_PROMPT_: Please set down every record exactly as it appears below.

(Records from a dataset)
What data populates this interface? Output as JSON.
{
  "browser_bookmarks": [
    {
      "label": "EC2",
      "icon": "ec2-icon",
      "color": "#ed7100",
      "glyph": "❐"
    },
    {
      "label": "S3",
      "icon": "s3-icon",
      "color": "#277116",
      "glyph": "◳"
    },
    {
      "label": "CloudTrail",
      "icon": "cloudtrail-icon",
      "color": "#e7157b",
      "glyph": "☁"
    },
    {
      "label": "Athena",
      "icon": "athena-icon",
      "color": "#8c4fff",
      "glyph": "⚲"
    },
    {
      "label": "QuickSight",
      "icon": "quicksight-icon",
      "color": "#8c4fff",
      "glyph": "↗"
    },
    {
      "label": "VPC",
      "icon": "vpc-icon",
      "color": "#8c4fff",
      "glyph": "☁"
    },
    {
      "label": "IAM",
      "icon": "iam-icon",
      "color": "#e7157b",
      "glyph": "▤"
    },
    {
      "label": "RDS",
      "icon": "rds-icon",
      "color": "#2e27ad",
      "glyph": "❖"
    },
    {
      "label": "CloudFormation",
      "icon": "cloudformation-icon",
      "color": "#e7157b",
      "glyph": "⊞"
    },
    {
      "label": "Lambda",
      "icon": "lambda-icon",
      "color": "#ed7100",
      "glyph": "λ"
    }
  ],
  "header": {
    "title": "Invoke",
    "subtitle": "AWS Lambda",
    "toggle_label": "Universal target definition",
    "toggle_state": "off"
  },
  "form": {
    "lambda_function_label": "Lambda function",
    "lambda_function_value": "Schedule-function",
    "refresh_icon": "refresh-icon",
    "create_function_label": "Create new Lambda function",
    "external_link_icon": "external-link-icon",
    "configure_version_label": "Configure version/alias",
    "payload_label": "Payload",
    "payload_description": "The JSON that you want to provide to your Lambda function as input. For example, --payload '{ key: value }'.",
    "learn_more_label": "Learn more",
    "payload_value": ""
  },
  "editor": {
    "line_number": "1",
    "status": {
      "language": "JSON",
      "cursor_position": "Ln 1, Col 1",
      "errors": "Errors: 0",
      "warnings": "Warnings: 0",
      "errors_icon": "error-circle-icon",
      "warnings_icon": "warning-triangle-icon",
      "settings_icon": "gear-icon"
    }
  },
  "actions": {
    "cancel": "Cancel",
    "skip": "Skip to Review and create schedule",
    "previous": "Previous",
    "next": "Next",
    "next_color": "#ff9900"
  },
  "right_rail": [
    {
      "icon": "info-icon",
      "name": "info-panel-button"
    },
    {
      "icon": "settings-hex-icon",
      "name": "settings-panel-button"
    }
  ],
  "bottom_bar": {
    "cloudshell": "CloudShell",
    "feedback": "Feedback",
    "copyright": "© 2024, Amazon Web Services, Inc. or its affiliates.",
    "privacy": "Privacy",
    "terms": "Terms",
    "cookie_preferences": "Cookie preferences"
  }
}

_RESPONSE AREA_:
What data populates this interface? Output as JSON.
{
  "browser_bookmarks": [
    {
      "label": "EC2",
      "icon": "ec2-icon",
      "color": "#ed7100",
      "glyph": "❐"
    },
    {
      "label": "S3",
      "icon": "s3-icon",
      "color": "#277116",
      "glyph": "◳"
    },
    {
      "label": "CloudTrail",
      "icon": "cloudtrail-icon",
      "color": "#e7157b",
      "glyph": "☁"
    },
    {
      "label": "Athena",
      "icon": "athena-icon",
      "color": "#8c4fff",
      "glyph": "⚲"
    },
    {
      "label": "QuickSight",
      "icon": "quicksight-icon",
      "color": "#8c4fff",
      "glyph": "↗"
    },
    {
      "label": "VPC",
      "icon": "vpc-icon",
      "color": "#8c4fff",
      "glyph": "☁"
    },
    {
      "label": "IAM",
      "icon": "iam-icon",
      "color": "#e7157b",
      "glyph": "▤"
    },
    {
      "label": "RDS",
      "icon": "rds-icon",
      "color": "#2e27ad",
      "glyph": "❖"
    },
    {
      "label": "CloudFormation",
      "icon": "cloudformation-icon",
      "color": "#e7157b",
      "glyph": "⊞"
    },
    {
      "label": "Lambda",
      "icon": "lambda-icon",
      "color": "#ed7100",
      "glyph": "λ"
    }
  ],
  "header": {
    "title": "Invoke",
    "subtitle": "AWS Lambda",
    "toggle_label": "Universal target definition",
    "toggle_state": "off"
  },
  "form": {
    "lambda_function_label": "Lambda function",
    "lambda_function_value": "Schedule-function",
    "refresh_icon": "refresh-icon",
    "create_function_label": "Create new Lambda function",
    "external_link_icon": "external-link-icon",
    "configure_version_label": "Configure version/alias",
    "payload_label": "Payload",
    "payload_description": "The JSON that you want to provide to your Lambda function as input. For example, --payload '{ key: value }'.",
    "learn_more_label": "Learn more",
    "payload_value": ""
  },
  "editor": {
    "line_number": "1",
    "status": {
      "language": "JSON",
      "cursor_position": "Ln 1, Col 1",
      "errors": "Errors: 0",
      "warnings": "Warnings: 0",
      "errors_icon": "error-circle-icon",
      "warnings_icon": "warning-triangle-icon",
      "settings_icon": "gear-icon"
    }
  },
  "actions": {
    "cancel": "Cancel",
    "skip": "Skip to Review and create schedule",
    "previous": "Previous",
    "next": "Next",
    "next_color": "#ff9900"
  },
  "right_rail": [
    {
      "icon": "info-icon",
      "name": "info-panel-button"
    },
    {
      "icon": "settings-hex-icon",
      "name": "settings-panel-button"
    }
  ],
  "bottom_bar": {
    "cloudshell": "CloudShell",
    "feedback": "Feedback",
    "copyright": "© 2024, Amazon Web Services, Inc. or its affiliates.",
    "privacy": "Privacy",
    "terms": "Terms",
    "cookie_preferences": "Cookie preferences"
  }
}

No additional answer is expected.